Founding Director, BritainThinks
22.04.2013, 13:10
I think this is a really interesting and thoughtful response. Just to be clear, we did spend quite a lot of time with the public exploring what they thought museums were for before we exposed thinking from the museums world. Their views were enriched by exposure to this thinking but fundamentally the public believe that the essential purposes are quite simply what makes something a museum. Building on that can be successful but not if it's at the expense of being a museum.
Patrick Steel
MA Member
Website Editor, Museums Association
22.04.2013, 10:42
I'd be interested to hear the panel's reactions to the comments below this piece, in particular with regard to the purpose of museums: http://www.museumsassociation.org/news/03042013-public-attitudes-research-published

And a further question I had was whether the panel thought the findings would have been very different if the research had been aimed at museum visitors rather than citizens?
David Fleming
MA Member
Director, National Museums Liverpool
22.04.2013, 13:12
I am absolutely certain that if visitors to the Museum of Liverpool, or the International Slavery Museum, had been involved in the research, the responses would have been very different. The point is, asking people whether they want to see something happen in museums that they've not actually encountered before is bound to elicit indifference at best (and if the question is couched in terms of there being very little money available so priorities have to be identified, hostility).
22.04.2013, 13:40
I completely agree. If people don't realise that museums are doing in terms of social justice and wellbeing - work which perhaps happens 'under the radar' - then it's obviously going to be difficult for them to say that they feel this work is one of the main purposes of museums.

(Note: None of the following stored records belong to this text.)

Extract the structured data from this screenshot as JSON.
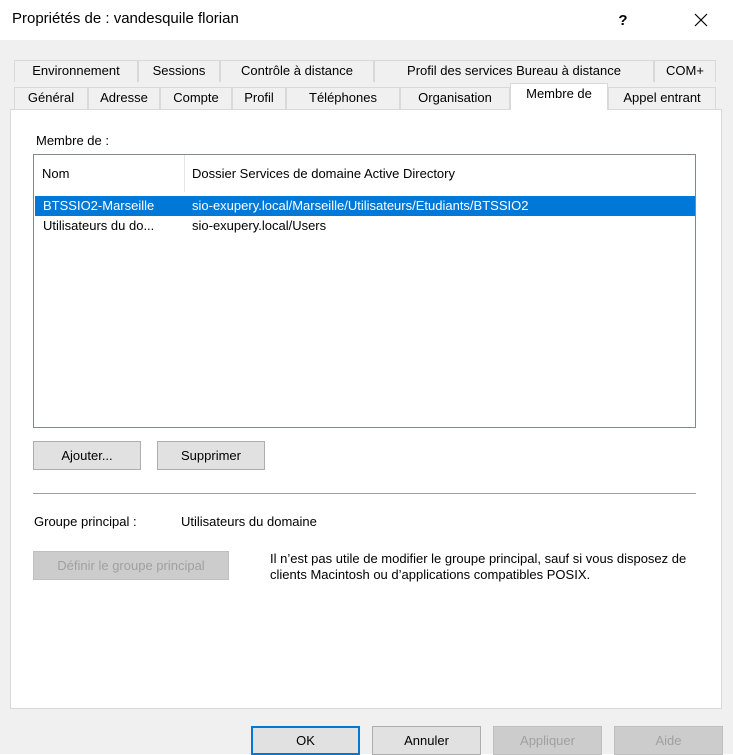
{
  "window": {
    "title": "Propriétés de : vandesquile florian",
    "help_label": "?"
  },
  "tabs_row1": [
    {
      "label": "Environnement"
    },
    {
      "label": "Sessions"
    },
    {
      "label": "Contrôle à distance"
    },
    {
      "label": "Profil des services Bureau à distance"
    },
    {
      "label": "COM+"
    }
  ],
  "tabs_row2": [
    {
      "label": "Général"
    },
    {
      "label": "Adresse"
    },
    {
      "label": "Compte"
    },
    {
      "label": "Profil"
    },
    {
      "label": "Téléphones"
    },
    {
      "label": "Organisation"
    },
    {
      "label": "Membre de",
      "active": true
    },
    {
      "label": "Appel entrant"
    }
  ],
  "member_of": {
    "label": "Membre de :",
    "columns": [
      "Nom",
      "Dossier Services de domaine Active Directory"
    ],
    "rows": [
      {
        "name": "BTSSIO2-Marseille",
        "folder": "sio-exupery.local/Marseille/Utilisateurs/Etudiants/BTSSIO2",
        "selected": true
      },
      {
        "name": "Utilisateurs du do...",
        "folder": "sio-exupery.local/Users",
        "selected": false
      }
    ],
    "add_label": "Ajouter...",
    "remove_label": "Supprimer"
  },
  "primary_group": {
    "label": "Groupe principal :",
    "value": "Utilisateurs du domaine",
    "set_label": "Définir le groupe principal",
    "info": "Il n’est pas utile de modifier le groupe principal, sauf si vous disposez de clients Macintosh ou d’applications compatibles POSIX."
  },
  "footer": {
    "ok_label": "OK",
    "cancel_label": "Annuler",
    "apply_label": "Appliquer",
    "help_label": "Aide"
  },
  "colors": {
    "selection": "#0078d7",
    "dialog_bg": "#f0f0f0",
    "disabled_text": "#a0a0a0"
  }
}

I might be wrong, but I believe that people who responded possibly articulated what they think museums do, rather than what they feel museums *could* and *should* do.
22.04.2013, 14:00

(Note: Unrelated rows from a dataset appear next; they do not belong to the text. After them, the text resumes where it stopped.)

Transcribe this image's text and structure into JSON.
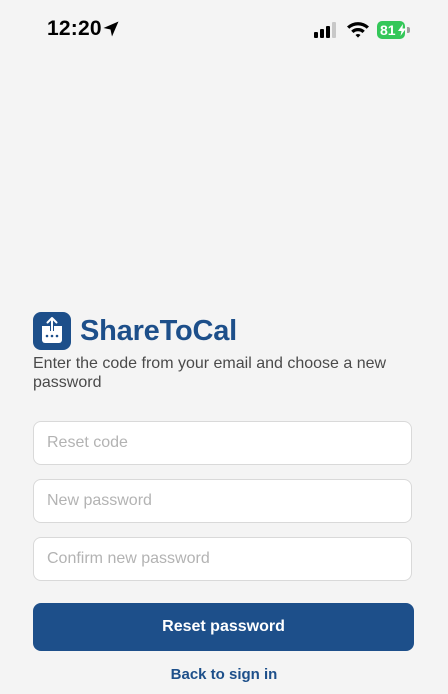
{
  "status_bar": {
    "time": "12:20",
    "battery_level": "81",
    "battery_color": "#34c759",
    "icons": [
      "location-arrow-icon",
      "cellular-signal-icon",
      "wifi-icon",
      "battery-charging-icon"
    ]
  },
  "brand": {
    "name": "ShareToCal",
    "logo_icon": "calendar-share-logo-icon",
    "color": "#1d4f8a"
  },
  "form": {
    "subtitle": "Enter the code from your email and choose a new password",
    "reset_code_placeholder": "Reset code",
    "new_password_placeholder": "New password",
    "confirm_password_placeholder": "Confirm new password",
    "submit_label": "Reset password",
    "back_link_label": "Back to sign in"
  }
}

During the workshops, we provided participants with information about some of the less traditional activities that museums currently do. During one of the workshops, Tony Butler (Director at Museum of East Anglian Life) even gave a talk on the activities undertaken there, including some particularly unconventional ones. While they were received warmly, participants had the same view on the hierarchy of purposes at the end of the session to participants at other workshops who hadn't received the talk.

Participants were very clearly thinking about what museums could and should do - it's probably the case, however, that, for the public, 'could' and 'should' are often very similar to 'is'.

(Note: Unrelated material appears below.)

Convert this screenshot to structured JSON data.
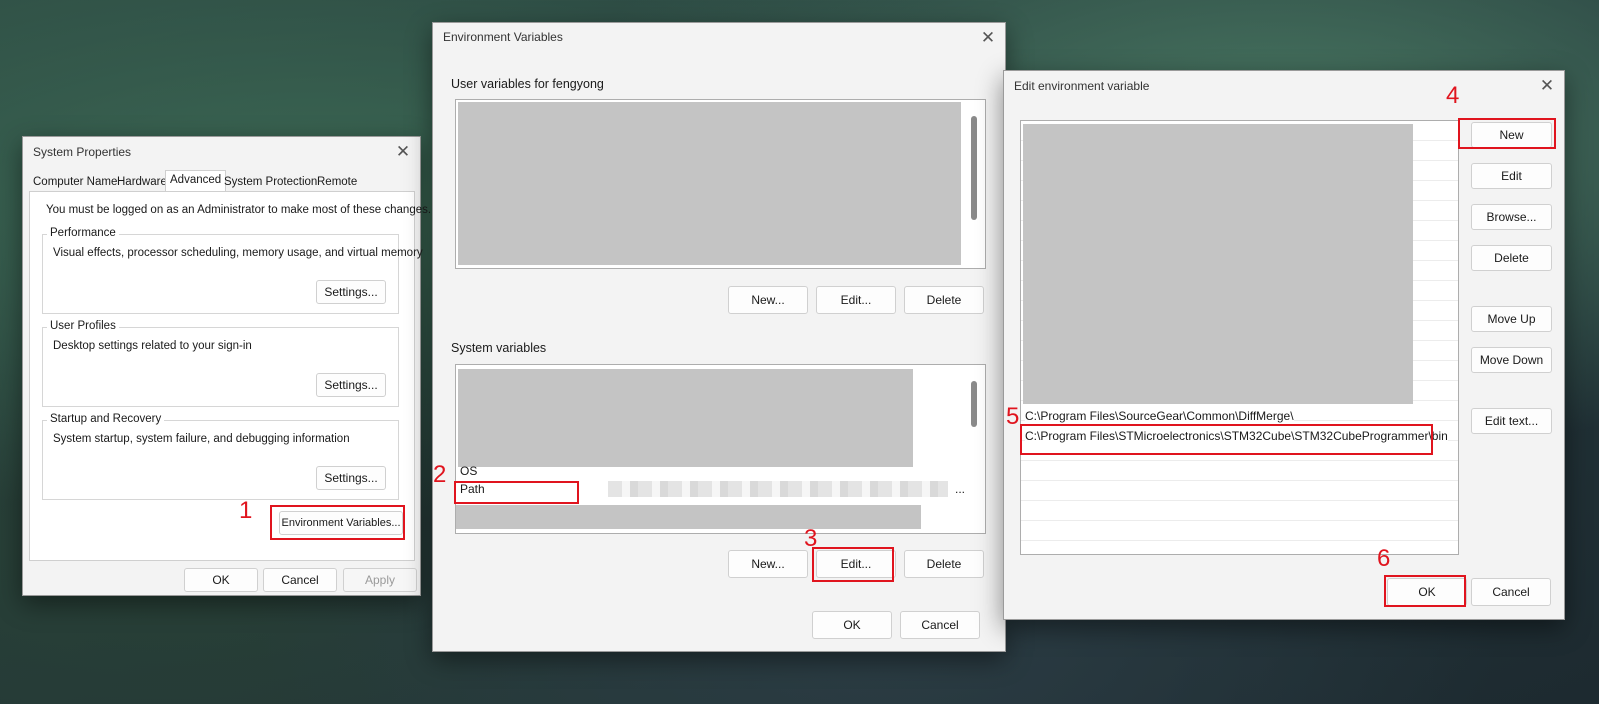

22.04.2013, 13:08
Hi Patrick,

I'll let my other panel members tackle the "purpose" question.

It's highly likely that the results would have been different if BritainThinks had asked people directly about their own museum experiences (such as their likes and dislikes). It's actually quite a challenge to get people to think abstractly about their role as citizens.
Anonymous
22.04.2013, 07:47
I just hope people remember pre 1997 when museums had a huge image problem of being stuffy, musty and exclusive places precisely because they were mainly focussing on 'essential purposes' related to care and research of collections. Post 1997 we have seen a period of investment in capital projects and audience development that has regenerated public interest in museums and returned them to health. Museums mostly conform to 'tried and tested' cultural trends in the sector at any given time - they all copy each other - so engaging with diverse communities and 'the underground' at grass roots level can reinvigorate their creativity and help bring them up to speed!
David Fleming
MA Member
Director, National Museums Liverpool
22.04.2013, 13:29
I disagree that 1997 was a watershed for socially inclusive museum work, because a huge amount of such work was already going on in the local government museum sector, such as at Tyne and Wear Museums and Glasgow. I do agree that after that date there appeared to be greater Government interest in the potential for museums to be widely accessible (and therefore in the potential to play a greater role in society).